Allulose, also known as D-allulose, is a low-calorie sugar substitute that is gaining popularity. It has a similar taste and texture to sugar, making it an excellent option for those looking to reduce their sugar intake. Let’s explore what allulose is, how it compares in baking and cooking, and the benefits and drawbacks of using it as a sugar substitute.
What is allulose?
Allulose is a simple sugar that occurs naturally in small quantities in some fruits, such as figs and raisins. However, it is predominantly produced through a process that involves enzymatic conversion of fructose. It is chemically classified as a monosaccharide and is considered a rare sugar because it is not metabolized by the body in the same way as other sugars.
Allulose in cooking and baking
Allulose also has a similar taste and texture to sugar, unlike some artificial sweeteners or sugar substitutes, which can have a bitter aftertaste or a different texture when used in baking. Allulose will caramelize, thicken and get sticky, which other sugar substitutes do not do, making it a great option in those recipes where a caramelizing effect is needed.
Overall, given its taste and chemical properties are so similar to sugar, allulose is an excellent substitute for sugar in baking and cooking. This is the sugar substitute I have opted to switch to for my baking and cooking needs when a granulated option is called for. (For a liquid sweetener, I use monk fruit extract.)
Allulose has no impact on blood sugar levels
Allulose actually has 0.4 calories per gram versus table sugar which has 4 calories per gram. Allulose, however, is not absorbed by the body, so it has NO impact on blood glucose or insulin levels. This makes allulose a great option for anyone looking to replace processed sugar with a healthier alternative.
Allulose doesn’t cause tooth decay
Much like stevia and monk fruit, allulose does not cause tooth decay. Using these sweeteners as sugar substitutes is good for your oral health!
Side effects of allulose
If consumed in large quantities, allulose can cause bloating and gas, but if eaten in normal quantities it shouldn’t have this effect.

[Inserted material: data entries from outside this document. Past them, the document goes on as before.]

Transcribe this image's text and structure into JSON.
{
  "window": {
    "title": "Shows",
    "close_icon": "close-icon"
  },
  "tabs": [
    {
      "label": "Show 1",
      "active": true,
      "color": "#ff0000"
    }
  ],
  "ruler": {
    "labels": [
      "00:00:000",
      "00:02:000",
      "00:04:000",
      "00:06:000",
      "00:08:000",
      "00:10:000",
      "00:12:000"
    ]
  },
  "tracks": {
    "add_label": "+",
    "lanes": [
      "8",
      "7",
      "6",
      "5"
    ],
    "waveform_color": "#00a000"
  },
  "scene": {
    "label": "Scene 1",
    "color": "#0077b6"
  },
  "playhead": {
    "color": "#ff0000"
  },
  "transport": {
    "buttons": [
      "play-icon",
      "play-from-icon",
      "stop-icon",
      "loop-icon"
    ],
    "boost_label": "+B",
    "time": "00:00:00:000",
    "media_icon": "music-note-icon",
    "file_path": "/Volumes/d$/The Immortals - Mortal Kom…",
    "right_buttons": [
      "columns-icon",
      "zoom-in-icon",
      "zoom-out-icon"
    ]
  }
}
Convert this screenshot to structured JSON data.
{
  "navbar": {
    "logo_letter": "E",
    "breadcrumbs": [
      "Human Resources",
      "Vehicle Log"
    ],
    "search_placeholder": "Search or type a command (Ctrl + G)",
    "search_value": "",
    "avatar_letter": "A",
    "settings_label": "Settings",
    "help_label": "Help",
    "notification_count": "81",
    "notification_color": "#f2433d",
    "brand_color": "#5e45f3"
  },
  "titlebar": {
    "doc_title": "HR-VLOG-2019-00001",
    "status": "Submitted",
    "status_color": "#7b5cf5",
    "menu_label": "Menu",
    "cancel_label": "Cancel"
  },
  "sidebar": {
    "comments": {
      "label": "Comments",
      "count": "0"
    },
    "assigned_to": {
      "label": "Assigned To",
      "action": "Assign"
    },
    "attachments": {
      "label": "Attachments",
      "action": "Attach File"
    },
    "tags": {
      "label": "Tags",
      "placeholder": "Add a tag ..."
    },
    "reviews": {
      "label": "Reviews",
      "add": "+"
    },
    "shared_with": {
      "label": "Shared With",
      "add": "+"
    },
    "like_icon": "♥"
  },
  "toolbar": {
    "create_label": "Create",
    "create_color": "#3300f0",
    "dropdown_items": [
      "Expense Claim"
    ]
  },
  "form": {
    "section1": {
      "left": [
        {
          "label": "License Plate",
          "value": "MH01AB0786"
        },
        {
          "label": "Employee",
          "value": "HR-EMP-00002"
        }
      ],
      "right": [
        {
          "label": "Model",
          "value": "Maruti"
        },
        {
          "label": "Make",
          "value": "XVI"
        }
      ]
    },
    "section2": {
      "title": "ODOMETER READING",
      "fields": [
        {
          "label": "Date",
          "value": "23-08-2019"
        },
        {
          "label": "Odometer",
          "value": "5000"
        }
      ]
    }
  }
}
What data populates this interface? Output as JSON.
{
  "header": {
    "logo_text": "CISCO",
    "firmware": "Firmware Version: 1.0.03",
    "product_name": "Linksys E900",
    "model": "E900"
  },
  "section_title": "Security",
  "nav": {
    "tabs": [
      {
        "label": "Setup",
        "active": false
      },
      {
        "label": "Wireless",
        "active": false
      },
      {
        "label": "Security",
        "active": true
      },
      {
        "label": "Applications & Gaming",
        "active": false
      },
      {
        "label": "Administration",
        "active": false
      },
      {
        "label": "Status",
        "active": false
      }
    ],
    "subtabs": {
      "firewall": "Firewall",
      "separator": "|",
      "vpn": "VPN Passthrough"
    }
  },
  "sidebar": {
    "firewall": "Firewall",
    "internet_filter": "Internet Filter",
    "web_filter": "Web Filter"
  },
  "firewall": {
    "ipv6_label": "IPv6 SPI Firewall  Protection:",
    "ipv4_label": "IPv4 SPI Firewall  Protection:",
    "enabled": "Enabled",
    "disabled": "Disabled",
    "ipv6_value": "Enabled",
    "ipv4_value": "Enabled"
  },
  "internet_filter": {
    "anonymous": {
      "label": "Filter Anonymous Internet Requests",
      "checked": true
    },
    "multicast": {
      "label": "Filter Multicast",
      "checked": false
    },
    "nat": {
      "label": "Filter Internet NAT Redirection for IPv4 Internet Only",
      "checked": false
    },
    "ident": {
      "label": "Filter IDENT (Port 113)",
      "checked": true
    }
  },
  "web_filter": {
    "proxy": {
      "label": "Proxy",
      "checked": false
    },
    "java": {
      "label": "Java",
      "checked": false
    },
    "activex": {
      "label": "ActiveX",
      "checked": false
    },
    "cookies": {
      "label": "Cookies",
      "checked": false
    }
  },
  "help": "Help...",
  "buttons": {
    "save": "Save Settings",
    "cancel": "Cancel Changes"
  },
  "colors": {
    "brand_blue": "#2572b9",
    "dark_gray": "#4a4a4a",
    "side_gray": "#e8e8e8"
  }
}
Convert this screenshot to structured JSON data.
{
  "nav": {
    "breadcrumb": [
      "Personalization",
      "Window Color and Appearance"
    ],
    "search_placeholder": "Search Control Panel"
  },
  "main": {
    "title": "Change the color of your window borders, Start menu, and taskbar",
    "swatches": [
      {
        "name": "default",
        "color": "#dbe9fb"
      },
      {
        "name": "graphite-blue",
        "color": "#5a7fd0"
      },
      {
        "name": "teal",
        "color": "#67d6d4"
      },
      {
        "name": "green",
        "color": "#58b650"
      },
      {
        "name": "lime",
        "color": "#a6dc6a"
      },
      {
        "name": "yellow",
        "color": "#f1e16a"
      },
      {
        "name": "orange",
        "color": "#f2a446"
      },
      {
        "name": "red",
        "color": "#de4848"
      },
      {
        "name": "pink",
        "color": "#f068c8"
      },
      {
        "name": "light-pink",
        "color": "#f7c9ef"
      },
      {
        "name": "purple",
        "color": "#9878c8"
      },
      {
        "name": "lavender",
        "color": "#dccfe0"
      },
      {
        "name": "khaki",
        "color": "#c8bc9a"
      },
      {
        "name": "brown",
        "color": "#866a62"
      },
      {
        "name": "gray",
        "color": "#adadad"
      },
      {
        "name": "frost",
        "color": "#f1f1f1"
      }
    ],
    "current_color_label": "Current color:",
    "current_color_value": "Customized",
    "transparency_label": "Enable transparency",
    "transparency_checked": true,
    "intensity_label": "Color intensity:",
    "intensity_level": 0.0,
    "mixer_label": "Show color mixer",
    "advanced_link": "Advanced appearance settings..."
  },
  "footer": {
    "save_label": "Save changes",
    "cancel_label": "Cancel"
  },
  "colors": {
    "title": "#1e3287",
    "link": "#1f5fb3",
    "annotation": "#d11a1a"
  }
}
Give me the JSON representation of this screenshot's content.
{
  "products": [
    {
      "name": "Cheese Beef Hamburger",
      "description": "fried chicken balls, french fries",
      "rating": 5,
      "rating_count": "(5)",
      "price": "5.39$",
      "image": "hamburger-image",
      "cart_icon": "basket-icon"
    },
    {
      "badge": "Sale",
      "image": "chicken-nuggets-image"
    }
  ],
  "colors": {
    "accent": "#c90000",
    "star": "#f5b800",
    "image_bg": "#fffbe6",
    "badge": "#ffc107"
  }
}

Erythritol: A Word of Caution
Erythritol is a sugar alcohol that is made by the body, found naturally in some fruits and vegetables, and is commonly used as a sugar substitute. It is sometimes added to granulated and powdered sugar substitute formulations. The amount of erythritol used as a sugar substitute far exceeds any amount made by the body or found in food. While this sugar alcohol is used as a sugar substitute because it has no impact on blood glucose, recent research warrants caution.
Recent research, published in March 2023, has found that erythritol used in large amounts, as it often is when used as a sugar substitute, increases cardiovascular risk. It is considered “generally regarded as safe” (GRAS) by the US FDA and the European Union, however, the amount needed for its use as a sugar substitute may be to blame for its potentially harmful effects. In vitro and ex vivo studies with erythritol found that platelet aggregation and adhesion (clumping together) increased with increasing doses of erythritol.
If you’re using erythritol as a sugar substitute, this research is reason enough to swap to another option, such as those mentioned above.
Processed sugar can pose serious problems to our health. From hormone imbalance to increasing inflammation and sending energy on a nose-dive, processed sugar isn’t doing us any favors.
Reducing or avoiding processed sugar consumption is a great way to support overall health in so many ways. The first step in this process is awareness. Finding the ingredient list on food labels will help you identify if added sugars are present in the product.
If you’re looking to swap processed sugar for a healthier option, monk fruit, stevia and allulose are excellent options to consider. If you’re someone that has used erythritol in the past, it may be worth considering switching to another option based on recent research indicating it can pose a risk for heart health.
Have you used any of the healthier sugar substitutes mentioned in this article? What is your favorite?